In God’s wisdom, in His patience in allowing us to even kill one another thinking that we are doing Him a service, (See John 16:2) He reminds us that those who do so “have not known the Father, nor me” (John 16:3). It would also be wise to remember that Athiests, Jews, Christians, and Mormon have all supported and participated events that are not representative of their beliefs and principles. Again, God allows us to choose. It is tragic at times, but beautiful at others.

We MUST choose to do one thing, and that is forgive. We cannot become embroiled in bitterness or apathy towards others. We must not think “God will punish them, and I am justified in feeling how I feel.” That’s the most un-Christlike, unkind thing a person can do.

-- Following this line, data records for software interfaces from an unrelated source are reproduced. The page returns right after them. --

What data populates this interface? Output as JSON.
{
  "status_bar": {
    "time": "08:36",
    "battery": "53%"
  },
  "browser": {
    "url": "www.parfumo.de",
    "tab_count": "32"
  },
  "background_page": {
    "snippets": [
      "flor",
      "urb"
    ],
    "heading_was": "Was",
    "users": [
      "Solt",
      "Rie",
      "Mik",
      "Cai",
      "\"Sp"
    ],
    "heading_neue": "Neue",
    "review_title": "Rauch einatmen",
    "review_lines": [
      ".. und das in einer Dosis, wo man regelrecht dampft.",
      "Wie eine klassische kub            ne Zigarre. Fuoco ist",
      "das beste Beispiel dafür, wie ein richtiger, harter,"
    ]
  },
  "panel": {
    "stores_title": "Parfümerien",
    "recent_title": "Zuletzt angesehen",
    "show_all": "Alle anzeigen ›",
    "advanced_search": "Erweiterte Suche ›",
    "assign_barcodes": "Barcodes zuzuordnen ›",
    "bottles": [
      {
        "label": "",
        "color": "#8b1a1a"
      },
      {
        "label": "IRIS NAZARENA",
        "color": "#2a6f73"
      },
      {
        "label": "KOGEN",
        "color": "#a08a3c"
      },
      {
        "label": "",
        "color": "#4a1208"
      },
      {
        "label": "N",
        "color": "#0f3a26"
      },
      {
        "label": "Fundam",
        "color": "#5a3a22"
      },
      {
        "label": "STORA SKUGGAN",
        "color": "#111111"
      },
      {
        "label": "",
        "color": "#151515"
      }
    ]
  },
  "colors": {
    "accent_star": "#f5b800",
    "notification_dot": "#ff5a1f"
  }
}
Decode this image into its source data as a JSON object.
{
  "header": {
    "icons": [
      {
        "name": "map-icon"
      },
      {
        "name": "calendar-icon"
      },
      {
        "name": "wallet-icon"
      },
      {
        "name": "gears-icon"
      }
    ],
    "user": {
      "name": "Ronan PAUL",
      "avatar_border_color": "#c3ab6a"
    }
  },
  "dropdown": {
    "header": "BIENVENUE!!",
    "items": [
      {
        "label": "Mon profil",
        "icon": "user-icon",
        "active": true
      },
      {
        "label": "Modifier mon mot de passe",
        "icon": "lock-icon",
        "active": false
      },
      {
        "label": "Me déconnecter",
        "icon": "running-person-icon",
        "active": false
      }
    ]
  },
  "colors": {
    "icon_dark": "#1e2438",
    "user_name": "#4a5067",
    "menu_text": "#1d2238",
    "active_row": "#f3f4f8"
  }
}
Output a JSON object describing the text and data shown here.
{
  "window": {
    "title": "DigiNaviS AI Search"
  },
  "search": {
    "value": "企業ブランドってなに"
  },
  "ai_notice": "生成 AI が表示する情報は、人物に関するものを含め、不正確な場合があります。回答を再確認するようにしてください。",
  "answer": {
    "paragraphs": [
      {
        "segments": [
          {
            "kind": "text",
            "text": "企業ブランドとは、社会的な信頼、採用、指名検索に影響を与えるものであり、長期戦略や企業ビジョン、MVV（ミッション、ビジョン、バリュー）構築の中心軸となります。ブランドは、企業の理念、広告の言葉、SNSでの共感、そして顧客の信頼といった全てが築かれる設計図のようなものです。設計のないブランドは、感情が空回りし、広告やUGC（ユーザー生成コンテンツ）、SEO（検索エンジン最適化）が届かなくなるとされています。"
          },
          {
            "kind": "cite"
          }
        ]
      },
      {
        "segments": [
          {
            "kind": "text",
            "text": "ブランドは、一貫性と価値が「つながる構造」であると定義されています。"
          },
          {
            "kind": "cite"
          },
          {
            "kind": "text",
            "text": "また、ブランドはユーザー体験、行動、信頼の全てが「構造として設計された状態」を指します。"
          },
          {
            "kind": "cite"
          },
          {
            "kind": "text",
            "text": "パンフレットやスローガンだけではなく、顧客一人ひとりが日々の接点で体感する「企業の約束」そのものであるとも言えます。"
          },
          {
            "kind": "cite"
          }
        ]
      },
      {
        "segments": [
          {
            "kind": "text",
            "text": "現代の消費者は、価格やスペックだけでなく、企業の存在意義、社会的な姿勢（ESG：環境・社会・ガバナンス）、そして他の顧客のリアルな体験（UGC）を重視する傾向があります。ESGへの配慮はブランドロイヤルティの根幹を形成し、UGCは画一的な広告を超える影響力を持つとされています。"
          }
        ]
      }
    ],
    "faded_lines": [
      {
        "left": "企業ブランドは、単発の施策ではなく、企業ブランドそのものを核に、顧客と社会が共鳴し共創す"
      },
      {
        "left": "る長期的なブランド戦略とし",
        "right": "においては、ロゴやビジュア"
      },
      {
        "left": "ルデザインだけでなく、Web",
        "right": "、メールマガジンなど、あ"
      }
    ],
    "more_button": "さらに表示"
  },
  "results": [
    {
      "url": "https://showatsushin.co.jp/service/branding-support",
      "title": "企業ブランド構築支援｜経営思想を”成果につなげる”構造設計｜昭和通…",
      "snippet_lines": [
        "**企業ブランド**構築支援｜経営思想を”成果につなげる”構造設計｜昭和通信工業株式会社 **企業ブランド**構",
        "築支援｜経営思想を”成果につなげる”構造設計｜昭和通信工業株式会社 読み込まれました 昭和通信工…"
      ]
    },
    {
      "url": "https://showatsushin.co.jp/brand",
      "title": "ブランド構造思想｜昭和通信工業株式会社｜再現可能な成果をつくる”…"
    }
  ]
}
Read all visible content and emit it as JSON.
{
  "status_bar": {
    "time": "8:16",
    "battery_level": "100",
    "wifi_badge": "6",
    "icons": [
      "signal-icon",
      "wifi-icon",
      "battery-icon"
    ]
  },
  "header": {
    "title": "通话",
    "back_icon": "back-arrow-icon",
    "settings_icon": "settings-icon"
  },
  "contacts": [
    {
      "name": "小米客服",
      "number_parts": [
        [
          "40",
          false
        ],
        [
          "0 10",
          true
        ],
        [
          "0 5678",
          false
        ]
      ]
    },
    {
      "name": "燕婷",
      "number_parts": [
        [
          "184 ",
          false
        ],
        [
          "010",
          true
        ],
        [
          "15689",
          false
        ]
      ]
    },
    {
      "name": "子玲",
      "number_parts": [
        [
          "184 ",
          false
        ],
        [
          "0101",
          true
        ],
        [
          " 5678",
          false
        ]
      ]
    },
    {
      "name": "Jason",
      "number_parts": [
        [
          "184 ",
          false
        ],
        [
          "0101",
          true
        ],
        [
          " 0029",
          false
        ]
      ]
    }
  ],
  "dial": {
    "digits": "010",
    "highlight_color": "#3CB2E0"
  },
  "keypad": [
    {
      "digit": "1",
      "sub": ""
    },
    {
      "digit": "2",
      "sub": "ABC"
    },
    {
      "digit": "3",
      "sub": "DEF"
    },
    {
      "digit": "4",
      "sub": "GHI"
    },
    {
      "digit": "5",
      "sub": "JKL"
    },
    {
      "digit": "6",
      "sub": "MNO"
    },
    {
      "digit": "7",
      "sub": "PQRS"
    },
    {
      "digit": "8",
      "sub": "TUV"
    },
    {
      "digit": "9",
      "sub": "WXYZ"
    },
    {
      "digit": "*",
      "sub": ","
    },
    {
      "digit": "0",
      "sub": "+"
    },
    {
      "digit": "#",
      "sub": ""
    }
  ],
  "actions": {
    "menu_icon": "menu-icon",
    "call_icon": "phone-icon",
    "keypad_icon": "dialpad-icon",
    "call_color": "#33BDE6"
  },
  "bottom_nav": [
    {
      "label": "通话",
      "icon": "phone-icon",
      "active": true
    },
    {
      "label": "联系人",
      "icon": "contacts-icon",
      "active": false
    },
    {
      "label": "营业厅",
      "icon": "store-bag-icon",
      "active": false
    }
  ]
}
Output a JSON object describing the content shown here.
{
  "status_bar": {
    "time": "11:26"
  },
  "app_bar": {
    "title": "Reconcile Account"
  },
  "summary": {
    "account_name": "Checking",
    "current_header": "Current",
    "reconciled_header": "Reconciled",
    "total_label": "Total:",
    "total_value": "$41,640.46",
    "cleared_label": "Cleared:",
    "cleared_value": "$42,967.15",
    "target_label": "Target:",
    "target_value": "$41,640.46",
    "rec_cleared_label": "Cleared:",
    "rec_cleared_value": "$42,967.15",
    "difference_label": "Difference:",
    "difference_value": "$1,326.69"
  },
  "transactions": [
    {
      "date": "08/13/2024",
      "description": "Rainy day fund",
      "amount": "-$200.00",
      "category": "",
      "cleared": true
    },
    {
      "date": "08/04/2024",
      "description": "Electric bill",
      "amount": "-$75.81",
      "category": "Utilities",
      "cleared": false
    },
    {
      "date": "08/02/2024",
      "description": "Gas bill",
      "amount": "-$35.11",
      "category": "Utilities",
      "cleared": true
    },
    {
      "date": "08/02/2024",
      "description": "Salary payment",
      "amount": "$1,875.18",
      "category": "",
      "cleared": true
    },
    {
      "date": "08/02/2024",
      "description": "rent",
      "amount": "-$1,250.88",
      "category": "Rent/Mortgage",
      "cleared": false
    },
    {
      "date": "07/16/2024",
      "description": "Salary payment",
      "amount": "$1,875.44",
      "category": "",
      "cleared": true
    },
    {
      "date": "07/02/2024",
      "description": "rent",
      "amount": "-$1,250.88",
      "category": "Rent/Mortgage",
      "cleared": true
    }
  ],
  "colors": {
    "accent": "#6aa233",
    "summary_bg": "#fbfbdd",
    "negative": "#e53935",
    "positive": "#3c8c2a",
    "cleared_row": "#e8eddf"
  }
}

We MUST turn to God, like this woman has.

Sandy's Story

We MUST love our fellow men, because we love God, or if we don’t believe in God, because we believe in doing the best we can.

It takes time to heal. It may take longer for some to forgive, but peace will bind the broken heart, if that peace is sought in the proper way (John 14:26-27, 16:33).

A modern day Apostle, George F. Richards, taught us something concerning forgiveness, by relating a dream he had experienced:

“I dreamed that I and a group of my associates found ourselves in a courtyard where, around the outer edge of it, were German soldiers--the Fuehrer Adolph Hitler was there with his group, and they seemed to be sharpening their swords and cleaning their guns, and making preparations for a slaughter of some kind, or an execution. We knew not what, but, evidently we were the objects.
But presently a circle was formed and this Fuehrer and his men were all within the circle, and my group and I were circled on the outside, and when we walked around and I got directly opposite to him I stepped inside the circle and walked across to where he was sitting and spoke to him, in a manner something like this, "I am your brother. You are my brother. In our heavenly home we lived together in love and peace. Why can we not so live here on the earth?"
And it seemed to me that I felt in myself, welling up in my soul, a love for that man, and I could feel that he was having the same experience, and presently he arose, and we embraced each other and kissed each other, a kiss of affection.
I think the Lord gave me that dream. Why should I dream of this man, one of the greatest enemies of mankind, and one of the wickedest, but that the Lord should teach me that I must love my enemies, and I must love the wicked as well as the good" (General Conference, October 1946).

This dream was less than a year after Victory-in-Europe Day. If people could find it in their hearts to forgive Hitler, and all those who had wronged them in this world war, we MUST find it in our hearts to forgive others.